* REQUIREMENT *
Determine how many lines in the records below include the word "abbr" and output that number alone.

* TASK MATERIAL *
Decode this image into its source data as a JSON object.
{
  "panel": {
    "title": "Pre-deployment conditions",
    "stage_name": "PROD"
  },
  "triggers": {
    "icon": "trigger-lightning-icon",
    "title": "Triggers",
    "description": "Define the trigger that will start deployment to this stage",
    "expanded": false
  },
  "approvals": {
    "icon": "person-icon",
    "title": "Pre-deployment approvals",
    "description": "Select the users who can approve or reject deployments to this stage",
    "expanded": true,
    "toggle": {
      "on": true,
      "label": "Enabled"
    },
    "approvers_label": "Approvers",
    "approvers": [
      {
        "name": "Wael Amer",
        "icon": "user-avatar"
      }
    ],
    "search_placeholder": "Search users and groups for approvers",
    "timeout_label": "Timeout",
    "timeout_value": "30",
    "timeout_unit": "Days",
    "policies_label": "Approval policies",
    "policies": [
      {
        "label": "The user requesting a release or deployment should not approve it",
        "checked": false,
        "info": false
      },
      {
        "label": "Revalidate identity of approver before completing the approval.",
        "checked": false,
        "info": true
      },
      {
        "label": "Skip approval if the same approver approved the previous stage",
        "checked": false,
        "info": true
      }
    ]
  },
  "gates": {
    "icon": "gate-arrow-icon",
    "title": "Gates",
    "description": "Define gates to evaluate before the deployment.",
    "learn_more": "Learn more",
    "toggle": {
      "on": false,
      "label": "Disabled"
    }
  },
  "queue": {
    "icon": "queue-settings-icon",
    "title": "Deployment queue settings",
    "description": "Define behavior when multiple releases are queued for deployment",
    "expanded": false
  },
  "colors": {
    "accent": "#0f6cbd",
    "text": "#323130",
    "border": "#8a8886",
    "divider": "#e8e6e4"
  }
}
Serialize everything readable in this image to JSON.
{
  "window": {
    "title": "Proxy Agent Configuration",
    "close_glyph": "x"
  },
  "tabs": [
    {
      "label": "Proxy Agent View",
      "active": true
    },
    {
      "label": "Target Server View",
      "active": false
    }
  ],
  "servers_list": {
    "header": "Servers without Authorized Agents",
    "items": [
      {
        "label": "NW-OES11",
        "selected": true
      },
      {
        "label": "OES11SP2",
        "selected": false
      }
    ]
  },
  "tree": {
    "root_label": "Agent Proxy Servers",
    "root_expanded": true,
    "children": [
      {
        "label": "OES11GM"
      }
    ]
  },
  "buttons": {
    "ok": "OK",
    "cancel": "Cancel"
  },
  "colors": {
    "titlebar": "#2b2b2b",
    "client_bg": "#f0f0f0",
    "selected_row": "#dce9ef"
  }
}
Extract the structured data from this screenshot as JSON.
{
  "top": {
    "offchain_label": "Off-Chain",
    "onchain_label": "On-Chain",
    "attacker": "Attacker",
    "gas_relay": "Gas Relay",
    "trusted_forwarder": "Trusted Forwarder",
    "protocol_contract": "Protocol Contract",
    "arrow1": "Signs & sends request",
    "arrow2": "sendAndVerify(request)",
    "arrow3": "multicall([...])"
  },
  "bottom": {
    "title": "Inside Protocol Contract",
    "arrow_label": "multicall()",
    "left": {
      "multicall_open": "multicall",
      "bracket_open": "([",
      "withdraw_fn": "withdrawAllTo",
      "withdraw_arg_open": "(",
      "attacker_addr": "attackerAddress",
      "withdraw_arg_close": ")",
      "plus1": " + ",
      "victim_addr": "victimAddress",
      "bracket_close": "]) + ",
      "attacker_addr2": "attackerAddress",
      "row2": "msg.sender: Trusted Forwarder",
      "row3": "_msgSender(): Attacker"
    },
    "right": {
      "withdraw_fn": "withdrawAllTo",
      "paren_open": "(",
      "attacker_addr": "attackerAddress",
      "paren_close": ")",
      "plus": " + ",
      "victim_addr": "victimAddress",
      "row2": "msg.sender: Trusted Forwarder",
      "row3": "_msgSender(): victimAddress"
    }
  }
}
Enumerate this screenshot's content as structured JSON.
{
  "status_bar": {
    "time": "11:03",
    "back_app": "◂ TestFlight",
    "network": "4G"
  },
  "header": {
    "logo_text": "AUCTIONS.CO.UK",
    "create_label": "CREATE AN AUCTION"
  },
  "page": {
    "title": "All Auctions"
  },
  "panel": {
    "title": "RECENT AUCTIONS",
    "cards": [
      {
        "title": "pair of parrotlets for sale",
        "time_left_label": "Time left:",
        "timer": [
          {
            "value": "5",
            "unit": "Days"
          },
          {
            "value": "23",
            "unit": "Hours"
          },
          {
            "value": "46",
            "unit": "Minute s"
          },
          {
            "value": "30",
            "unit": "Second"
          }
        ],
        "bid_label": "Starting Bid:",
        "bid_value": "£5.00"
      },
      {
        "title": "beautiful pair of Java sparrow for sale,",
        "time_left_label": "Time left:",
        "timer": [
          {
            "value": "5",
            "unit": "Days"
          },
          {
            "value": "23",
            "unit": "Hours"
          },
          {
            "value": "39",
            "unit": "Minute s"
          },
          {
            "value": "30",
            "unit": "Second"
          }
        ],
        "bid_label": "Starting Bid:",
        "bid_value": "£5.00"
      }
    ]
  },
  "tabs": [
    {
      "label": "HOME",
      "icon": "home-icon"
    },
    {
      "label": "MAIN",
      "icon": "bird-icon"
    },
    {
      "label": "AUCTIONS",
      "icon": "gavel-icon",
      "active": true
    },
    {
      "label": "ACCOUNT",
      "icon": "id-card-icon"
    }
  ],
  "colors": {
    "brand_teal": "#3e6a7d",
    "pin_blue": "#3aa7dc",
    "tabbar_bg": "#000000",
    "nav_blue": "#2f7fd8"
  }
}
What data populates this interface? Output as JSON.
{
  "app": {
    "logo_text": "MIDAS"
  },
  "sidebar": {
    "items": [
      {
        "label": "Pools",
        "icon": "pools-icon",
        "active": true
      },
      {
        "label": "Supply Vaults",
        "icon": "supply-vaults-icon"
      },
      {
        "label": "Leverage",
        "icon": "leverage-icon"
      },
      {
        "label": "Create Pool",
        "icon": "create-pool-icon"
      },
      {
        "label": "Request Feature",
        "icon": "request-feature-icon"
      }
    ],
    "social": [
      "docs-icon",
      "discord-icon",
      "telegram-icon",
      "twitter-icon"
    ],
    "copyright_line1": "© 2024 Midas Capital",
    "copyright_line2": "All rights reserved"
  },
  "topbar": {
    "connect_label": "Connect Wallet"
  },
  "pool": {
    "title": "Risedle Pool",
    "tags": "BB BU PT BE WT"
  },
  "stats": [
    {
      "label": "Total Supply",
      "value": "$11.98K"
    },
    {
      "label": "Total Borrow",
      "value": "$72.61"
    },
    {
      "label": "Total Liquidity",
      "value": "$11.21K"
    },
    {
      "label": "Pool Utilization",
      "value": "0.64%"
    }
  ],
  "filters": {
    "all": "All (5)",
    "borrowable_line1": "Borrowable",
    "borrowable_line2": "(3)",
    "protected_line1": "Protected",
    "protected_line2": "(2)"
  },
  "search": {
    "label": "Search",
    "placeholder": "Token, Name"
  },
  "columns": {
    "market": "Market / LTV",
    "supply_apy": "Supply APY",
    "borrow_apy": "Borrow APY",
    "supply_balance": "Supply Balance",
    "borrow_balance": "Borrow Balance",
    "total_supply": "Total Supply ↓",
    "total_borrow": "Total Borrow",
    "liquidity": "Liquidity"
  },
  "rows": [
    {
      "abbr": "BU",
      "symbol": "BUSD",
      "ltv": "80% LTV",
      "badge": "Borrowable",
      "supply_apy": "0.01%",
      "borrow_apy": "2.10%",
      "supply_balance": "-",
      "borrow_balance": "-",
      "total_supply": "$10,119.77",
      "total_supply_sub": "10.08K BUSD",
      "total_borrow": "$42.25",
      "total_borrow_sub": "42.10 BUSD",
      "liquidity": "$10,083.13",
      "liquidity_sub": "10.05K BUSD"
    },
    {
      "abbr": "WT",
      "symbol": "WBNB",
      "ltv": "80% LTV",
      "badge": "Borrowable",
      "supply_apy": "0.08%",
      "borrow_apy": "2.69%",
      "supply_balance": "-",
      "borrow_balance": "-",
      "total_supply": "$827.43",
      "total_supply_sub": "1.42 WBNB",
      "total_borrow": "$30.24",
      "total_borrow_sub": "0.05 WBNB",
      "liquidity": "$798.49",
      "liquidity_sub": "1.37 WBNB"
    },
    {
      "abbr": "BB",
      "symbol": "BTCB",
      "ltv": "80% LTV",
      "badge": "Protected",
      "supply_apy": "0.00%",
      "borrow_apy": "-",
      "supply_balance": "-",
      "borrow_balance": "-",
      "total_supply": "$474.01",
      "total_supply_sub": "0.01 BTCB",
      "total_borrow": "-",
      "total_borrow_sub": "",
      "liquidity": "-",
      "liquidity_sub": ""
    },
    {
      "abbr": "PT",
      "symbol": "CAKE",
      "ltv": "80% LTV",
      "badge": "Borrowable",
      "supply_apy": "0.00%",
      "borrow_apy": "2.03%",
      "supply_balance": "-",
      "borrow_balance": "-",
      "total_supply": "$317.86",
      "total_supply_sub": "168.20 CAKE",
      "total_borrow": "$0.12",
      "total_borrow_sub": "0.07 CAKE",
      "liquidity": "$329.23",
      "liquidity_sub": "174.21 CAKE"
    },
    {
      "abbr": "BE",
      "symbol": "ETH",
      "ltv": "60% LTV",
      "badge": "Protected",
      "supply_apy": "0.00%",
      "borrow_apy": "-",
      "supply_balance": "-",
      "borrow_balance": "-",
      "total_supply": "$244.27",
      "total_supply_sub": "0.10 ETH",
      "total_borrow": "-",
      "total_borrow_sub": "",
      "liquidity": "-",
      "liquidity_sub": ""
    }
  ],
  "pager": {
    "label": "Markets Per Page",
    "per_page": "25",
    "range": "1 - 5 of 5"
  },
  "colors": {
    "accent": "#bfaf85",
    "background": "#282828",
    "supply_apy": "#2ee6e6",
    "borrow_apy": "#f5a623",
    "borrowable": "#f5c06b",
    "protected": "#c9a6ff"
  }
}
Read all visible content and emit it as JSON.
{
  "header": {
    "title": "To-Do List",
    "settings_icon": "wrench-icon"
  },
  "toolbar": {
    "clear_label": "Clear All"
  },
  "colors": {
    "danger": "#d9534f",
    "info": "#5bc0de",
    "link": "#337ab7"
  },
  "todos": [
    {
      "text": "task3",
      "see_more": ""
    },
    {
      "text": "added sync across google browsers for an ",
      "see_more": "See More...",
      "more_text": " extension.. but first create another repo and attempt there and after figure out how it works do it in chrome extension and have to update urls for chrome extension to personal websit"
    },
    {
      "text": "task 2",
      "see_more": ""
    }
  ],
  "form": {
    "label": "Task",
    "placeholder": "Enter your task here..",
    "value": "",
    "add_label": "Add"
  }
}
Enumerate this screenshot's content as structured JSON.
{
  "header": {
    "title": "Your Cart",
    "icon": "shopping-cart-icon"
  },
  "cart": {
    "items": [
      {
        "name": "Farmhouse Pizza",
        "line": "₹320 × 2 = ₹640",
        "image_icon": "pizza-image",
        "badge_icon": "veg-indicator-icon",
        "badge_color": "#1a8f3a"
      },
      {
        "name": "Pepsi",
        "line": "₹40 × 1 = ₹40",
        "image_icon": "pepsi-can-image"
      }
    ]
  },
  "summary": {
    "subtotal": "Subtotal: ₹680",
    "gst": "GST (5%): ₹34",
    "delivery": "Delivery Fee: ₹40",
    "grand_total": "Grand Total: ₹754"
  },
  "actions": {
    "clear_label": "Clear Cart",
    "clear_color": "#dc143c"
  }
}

* RESPONSE FOR THIS EXERCISE *
5